Volvo S60 saloon - Engines, drive & performance
S60 is quick and secure but can't beat rivals for driving pleasure
The Volvo S60 Recharge T8 version offers, on paper, more than just a rivalry with plug-in hybrid versions of the Mercedes C-Class and BMW 3 Series saloon when it comes to performance; in terms of sheer acceleration, the T8 is up there with the most powerful models in each range.
The rear-wheel BMW 3 Series is broadly regarded as the enthusiasts' choice in its class, thanks to its sharp, responsive feel. By contrast, the S60 B5 petrol and plug-in hybrid are nominally front-wheel-drive (like an Audi A4), with the electric motor providing additional power to the rear wheels when necessary in the hybrids. However, the rear wheels never receive as much power as those at the front.
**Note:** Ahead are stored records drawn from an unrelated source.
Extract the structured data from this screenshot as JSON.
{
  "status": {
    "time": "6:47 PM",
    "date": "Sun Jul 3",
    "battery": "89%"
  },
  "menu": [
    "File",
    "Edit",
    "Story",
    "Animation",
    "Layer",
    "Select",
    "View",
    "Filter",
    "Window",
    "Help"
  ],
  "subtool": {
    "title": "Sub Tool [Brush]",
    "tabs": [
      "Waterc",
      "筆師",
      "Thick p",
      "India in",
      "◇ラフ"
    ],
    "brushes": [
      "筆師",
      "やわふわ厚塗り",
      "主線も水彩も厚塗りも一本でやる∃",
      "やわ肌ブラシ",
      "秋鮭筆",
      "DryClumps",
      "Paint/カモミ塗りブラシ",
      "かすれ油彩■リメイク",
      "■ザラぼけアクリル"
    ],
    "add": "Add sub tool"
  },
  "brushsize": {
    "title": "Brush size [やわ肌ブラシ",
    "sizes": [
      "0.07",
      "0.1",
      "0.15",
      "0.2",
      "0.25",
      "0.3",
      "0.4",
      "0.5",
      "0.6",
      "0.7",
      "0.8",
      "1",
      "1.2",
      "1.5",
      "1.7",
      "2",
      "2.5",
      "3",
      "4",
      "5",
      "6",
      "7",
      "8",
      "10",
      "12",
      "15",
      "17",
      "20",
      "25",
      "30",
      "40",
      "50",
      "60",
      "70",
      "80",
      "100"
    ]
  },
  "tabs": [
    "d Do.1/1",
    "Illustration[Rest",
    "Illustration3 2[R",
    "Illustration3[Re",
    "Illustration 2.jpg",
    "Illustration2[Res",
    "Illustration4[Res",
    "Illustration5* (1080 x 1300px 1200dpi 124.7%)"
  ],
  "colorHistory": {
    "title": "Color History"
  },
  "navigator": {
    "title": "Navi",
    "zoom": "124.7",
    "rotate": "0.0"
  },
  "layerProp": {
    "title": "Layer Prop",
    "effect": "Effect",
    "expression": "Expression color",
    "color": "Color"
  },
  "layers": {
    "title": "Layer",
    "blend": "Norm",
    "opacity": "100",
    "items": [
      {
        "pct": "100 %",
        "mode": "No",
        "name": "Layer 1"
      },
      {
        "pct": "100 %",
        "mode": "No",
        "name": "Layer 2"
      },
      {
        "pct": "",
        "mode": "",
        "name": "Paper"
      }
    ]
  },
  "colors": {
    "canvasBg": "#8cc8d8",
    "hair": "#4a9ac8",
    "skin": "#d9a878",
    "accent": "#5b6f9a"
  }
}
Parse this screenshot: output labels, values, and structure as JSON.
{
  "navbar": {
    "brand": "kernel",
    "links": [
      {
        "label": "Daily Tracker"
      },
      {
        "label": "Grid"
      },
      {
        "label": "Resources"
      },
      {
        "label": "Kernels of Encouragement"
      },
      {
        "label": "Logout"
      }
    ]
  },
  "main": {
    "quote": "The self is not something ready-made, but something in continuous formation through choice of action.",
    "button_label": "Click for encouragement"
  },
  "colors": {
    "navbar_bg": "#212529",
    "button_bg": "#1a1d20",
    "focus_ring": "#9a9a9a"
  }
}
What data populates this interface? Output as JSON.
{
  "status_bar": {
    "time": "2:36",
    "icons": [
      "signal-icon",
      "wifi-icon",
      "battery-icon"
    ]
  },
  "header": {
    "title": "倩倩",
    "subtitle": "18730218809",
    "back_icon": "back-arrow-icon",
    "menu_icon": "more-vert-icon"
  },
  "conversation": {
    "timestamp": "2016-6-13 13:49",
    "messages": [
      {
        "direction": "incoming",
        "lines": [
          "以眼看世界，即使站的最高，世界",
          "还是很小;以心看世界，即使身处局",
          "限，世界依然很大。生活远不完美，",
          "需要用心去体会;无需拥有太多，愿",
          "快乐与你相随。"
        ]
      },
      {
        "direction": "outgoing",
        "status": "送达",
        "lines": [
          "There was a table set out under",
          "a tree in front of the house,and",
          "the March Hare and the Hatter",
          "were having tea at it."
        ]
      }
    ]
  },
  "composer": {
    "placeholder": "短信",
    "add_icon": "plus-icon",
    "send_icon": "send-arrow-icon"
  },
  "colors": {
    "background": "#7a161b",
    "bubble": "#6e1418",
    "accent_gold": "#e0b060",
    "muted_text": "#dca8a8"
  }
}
When we drove the S60 Recharge T8, we found that its setup doesn’t achieve quite the same sense of balance and poise as the BMW – or to a lesser extent, the Mercedes C-Class. The steering is accurate and confidence-inspiring, and the suspension does a good job of keeping the car flat, but push it hard enough and the S60 is prone to understeer.
Lifting off the accelerator allows the car to regain its composure, and doing this doesn’t cause oversteer in corners like it might in a rear-wheel drive car. That's partially thanks to the impressive amount of grip the S60's big tyres have to offer and partly thanks to the traction provided by the electric motor on the rear axle.
The plug-in hybrid's batteries and electric motor add an extra 200kg of weight compared to a petrol S60, which necessitates a firm suspension setup to keep body lean at bay. The petrol S60 B5 rides more softly but doesn’t corner any worse.
For those who want the sportiest S60 possible, Volvo used to offer a Polestar Engineered version of the plug-in hybrid. It has an even stiffer ride thanks to dampers from Swedish performance experts Ohlins, of motorsport fame. There's more stopping power, too, thanks to Brembo brakes.
Changes for the Polestar version don't quite gel with the Recharge setup like you might hope – it's incredibly fast (0-62mph takes just 4.2 seconds), but the engine doesn't sound particularly good or have the exciting character of the BMW or Mercedes. The suspension is also too stiff in its factory setup, and while you can adjust it manually, doing so requires lifting the bonnet to access the front dampers and jacking the car up to turn the dial on the rears - something we doubt many owners will do.
Volvo S60 petrol engine
The S60 B5 has a 2.0-litre turbocharged petrol engine producing 247bhp, paired with a standard eight-speed automatic gearbox. It gets the Swedish saloon from 0-62mph in 6.7 seconds but it’s still not especially sporty. The car is quiet at lower revs and the gearbox shuffles through changes to help the car build speed, but take manual control and hold onto more revs and it sounds harsh, and the shifts aren’t particularly satisfying.
Plug-in hybrid engines
The Recharge T8 plug-in hybrid model uses a combination of four-cylinder petrol engine, electric motor and lithium-ion battery pack. It uses a 2.0-litre engine that's turbocharged and supercharged, producing 306bhp on its own. All that power goes to the front wheels, while the electric motor produces a further 145bhp that's sent to the rear wheels. There's effectively 449bhp in total.
Volvo claims 0-62mph in 4.6 seconds, and while the S60 T8 doesn't quite feel as quick in the real world as that figure suggests, there's no doubting its impressive turn of speed on a twisting country lane. Interestingly, despite being so similar, the Volvo V60 estate gets a different hybrid powertrain, with 345bhp instead of the S60’s huge 449bhp output.
As mentioned above, the S60 Polestar Engineered pack didn’t turn the car into a sports car and felt like a motoring novelty compared with rivals. The all-electric BMW i4 feels more involving and exciting, while the S60's steering isn't as tactile as that found in the Mercedes C 300 e.